The first reading from Isaiah is from a time Israel had returned home to devastation and the ruins of their Temple. Very definitely there were gaps in their trust and faithfulness to God , gaps that they had to fill in to once again become his faithful people. The situation and state of the world seemed so hopeless for them, that giving trust and hope was difficult. God, however, responded to them giving them a “YET” in the promise of a coming of a savior. The when and where was unknown, but the “YET” was his only son Jesus who came to the world and to the Jewish people during a later time of occupation and subservience to Rome. The gospel today is from Jesus’ last days and after his account of the coming persecution and destruction of Jerusalem. It follows that as he tells them of the Master leaving and returning at an undetermined time. Ironically or unfortunately, almost every century has experienced the signs persecution and disorder and being cut off from God. Christianity has never been perfect, as mankind has never managed to fully and completely to be faithful. Our saving grace is that same “YET” we are reminded will come again to all who await God’s call. His call to wait, to be awake, to weather the times and persecutions to greet him when he comes, is still there. The season of Advent is here to remind us to watch and wait as we celebrate once again Christ’s coming as an infant in Bethlehem.

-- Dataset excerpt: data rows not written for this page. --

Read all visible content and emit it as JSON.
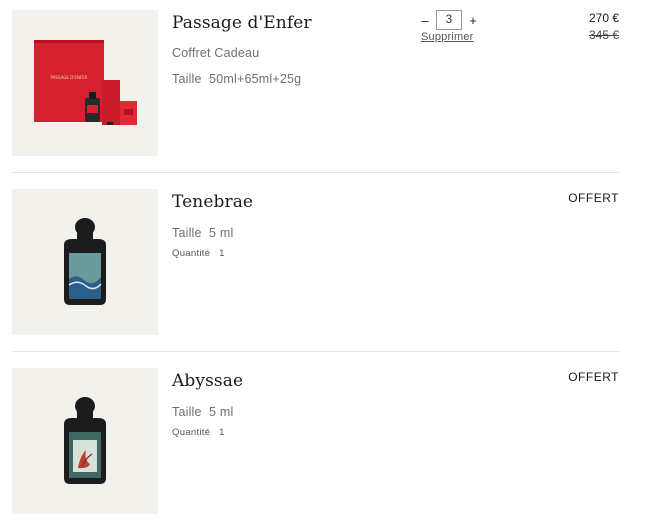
{
  "items": [
    {
      "name": "Passage d'Enfer",
      "subtitle": "Coffret Cadeau",
      "size_label": "Taille",
      "size_value": "50ml+65ml+25g",
      "quantity": "3",
      "qty_minus": "–",
      "qty_plus": "+",
      "remove_label": "Supprimer",
      "price": "270 €",
      "old_price": "345 €",
      "box_text": "PASSAGE D'ENFER"
    },
    {
      "name": "Tenebrae",
      "size_label": "Taille",
      "size_value": "5 ml",
      "quantity_label": "Quantité",
      "quantity": "1",
      "price_label": "OFFERT"
    },
    {
      "name": "Abyssae",
      "size_label": "Taille",
      "size_value": "5 ml",
      "quantity_label": "Quantité",
      "quantity": "1",
      "price_label": "OFFERT"
    }
  ],
  "colors": {
    "gift_box_red": "#d4202f",
    "thumb_bg": "#f2f1ec",
    "bottle_black": "#1c1c1c"
  }
}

This week’s readings again speak of waiting and accountability and the end or return of Jesus. The parable of the talents comes at the end of Matthew and is part of Jesus final days and preparation of his apostles. Three servants are entrusted with either 5, 2 and 1 talents. A talent was a very large sum, an amount far surpassing a lifetime of wages for a typical Jew. The most interesting and at the same time, puzzling thing, was the reaction of the Master to the servant who had 1 talent and was afraid to act and use it for fear of his Master. The first two acted correctly and made a nice return on what was given them. Now this parable was meant for the apostles and the early church which was waiting for Christ’s imminent return. So we might ask, what is it Christ could have given to the early church that they could fail him in an accounting on his return. In fact, what today also? That one thing has to be love and sharing the faith, the foundation of church and community. All his followers are called to love and spread and teach the faith and spread Christ’s love to the world. So what our parable tells us, is that if we in some way bury or stifle our love we are not using our talent. Love is a thing that must be worked at to grow and spread. Growth and change are important parts of loving, as people in a loving relationship will tell you. When stagnation sets in, growth can stop and in Christ’s church the result can be harmful to it mission. The Holy Spirit is alive in the church to keep it active in its growth to bring all into a loving community. The church is a people, a community, not an institution or buildings. Change has always been in the church, yet never without many different voices challenging one another that lead to the many splits in the body of Christ through the centuries.
As individuals, we have been given our faith and are called to love as best we can. Surely the questions of the larger community is beyond us in a sense, but nothing prevents us from loving and sharing person to person on a daily basis as we go about our daily business. Nothing prevents us from be that loving person we are all called to be.